India had a great run in Afghanistan as America sought to rebuild the war-torn nation. But that moment is coming to an end. India must prepare for a difficult period as the Afghan people try and cope with the resurgence of the Taliban, backed by Pakistan and the imminent steep decline in the Western military footprint. As it adapts to life after the Fifth Afghan War, the last thing Delhi would want to do is remind its Anglo-American friends that they have been had by the Pakistan army.
Delhi might be accurate in pointing out that America lost the war in Afghanistan because it could not stop the Pakistan army from nurturing the Taliban and other militant groups that destabilised Kabul and killed American troops. But Indian diplomacy, one hopes, is not in the business of telling the truth about other people's strategic blunders. Instead, it must recognise what is inevitable in Afghanistan, find some common ground with the West, limit the potential damage to India's interests where it can, and counter the unacceptable trends where it must.
After the 9/11 attacks, we might recall, Atal Bihari Vajpayee's government offered all possible help to the US, although it knew very well that the geographic imperative would compel Washington to reach out to Rawalpindi. In refusing to accept the logic of a zero-sum-game with the US and Pakistan, Vajpayee laid the foundation for a strong relationship with Washington. Prime Minister Manmohan Singh too resisted the temptation to protest the resumption of American arms supplies to Pakistan in March 2005. Manmohan Singh's focus on India's bilateral cooperation at that moment led to the historic civil nuclear initiative that ended India's prolonged nuclear isolation.
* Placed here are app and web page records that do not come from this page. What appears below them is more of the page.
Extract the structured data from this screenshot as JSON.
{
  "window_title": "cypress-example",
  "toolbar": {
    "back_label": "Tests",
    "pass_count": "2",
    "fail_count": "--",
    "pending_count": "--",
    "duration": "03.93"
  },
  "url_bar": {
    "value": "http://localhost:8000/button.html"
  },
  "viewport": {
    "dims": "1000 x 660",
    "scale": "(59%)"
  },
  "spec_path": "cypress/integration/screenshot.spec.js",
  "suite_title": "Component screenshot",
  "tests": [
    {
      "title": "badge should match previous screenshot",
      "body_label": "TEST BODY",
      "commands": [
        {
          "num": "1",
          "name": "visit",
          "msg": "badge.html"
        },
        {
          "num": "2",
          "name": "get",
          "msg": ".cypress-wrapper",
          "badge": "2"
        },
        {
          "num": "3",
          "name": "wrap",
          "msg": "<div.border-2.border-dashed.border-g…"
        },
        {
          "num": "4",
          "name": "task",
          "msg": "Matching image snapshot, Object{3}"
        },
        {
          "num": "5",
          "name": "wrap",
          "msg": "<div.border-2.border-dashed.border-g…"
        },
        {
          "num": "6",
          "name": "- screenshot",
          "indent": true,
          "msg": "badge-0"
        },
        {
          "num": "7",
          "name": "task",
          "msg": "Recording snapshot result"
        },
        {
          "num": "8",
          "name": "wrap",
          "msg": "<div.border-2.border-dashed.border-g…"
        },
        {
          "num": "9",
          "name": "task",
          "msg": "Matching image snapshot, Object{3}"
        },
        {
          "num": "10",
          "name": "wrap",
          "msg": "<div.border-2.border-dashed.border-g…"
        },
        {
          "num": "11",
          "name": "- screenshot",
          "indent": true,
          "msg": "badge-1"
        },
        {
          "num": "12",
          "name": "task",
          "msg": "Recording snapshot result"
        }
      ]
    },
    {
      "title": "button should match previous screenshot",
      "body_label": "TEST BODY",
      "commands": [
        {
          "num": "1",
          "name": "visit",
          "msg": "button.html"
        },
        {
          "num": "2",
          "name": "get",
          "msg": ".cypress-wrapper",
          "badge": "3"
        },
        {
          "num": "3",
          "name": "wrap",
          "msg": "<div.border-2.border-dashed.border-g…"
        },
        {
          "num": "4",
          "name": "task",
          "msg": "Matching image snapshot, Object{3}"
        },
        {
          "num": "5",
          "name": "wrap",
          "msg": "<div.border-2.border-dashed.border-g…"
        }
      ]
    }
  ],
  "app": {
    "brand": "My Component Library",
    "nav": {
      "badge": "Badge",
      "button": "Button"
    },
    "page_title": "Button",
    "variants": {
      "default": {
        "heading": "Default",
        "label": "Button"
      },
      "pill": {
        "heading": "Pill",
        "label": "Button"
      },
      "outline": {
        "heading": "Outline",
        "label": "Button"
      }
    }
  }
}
India's new approach must begin with the recognition that political support for the occupation of Afghanistan has all but evaporated in the West. Second, India must acknowledge the importance of engaging the Taliban and underline its own readiness to talk to its leaders when they come out of the Pakistan army's shadow. At the same time, India must remind its Western interlocutors that appeasing the Taliban will break the fragile internal balance between the Pashtuns and the non-Pashtun minorities and that Delhi will be compelled to make choices of its own. Third, India must signal its recognition that any durable political settlement in Afghanistan would require addressing Pakistan's legitimate interests, but will not accept their definition by Rawalpindi. Fourth, India should welcome the prospects of a genuine reconciliation between Pakistan and Afghanistan, so critical for the stability of its north-western frontiers.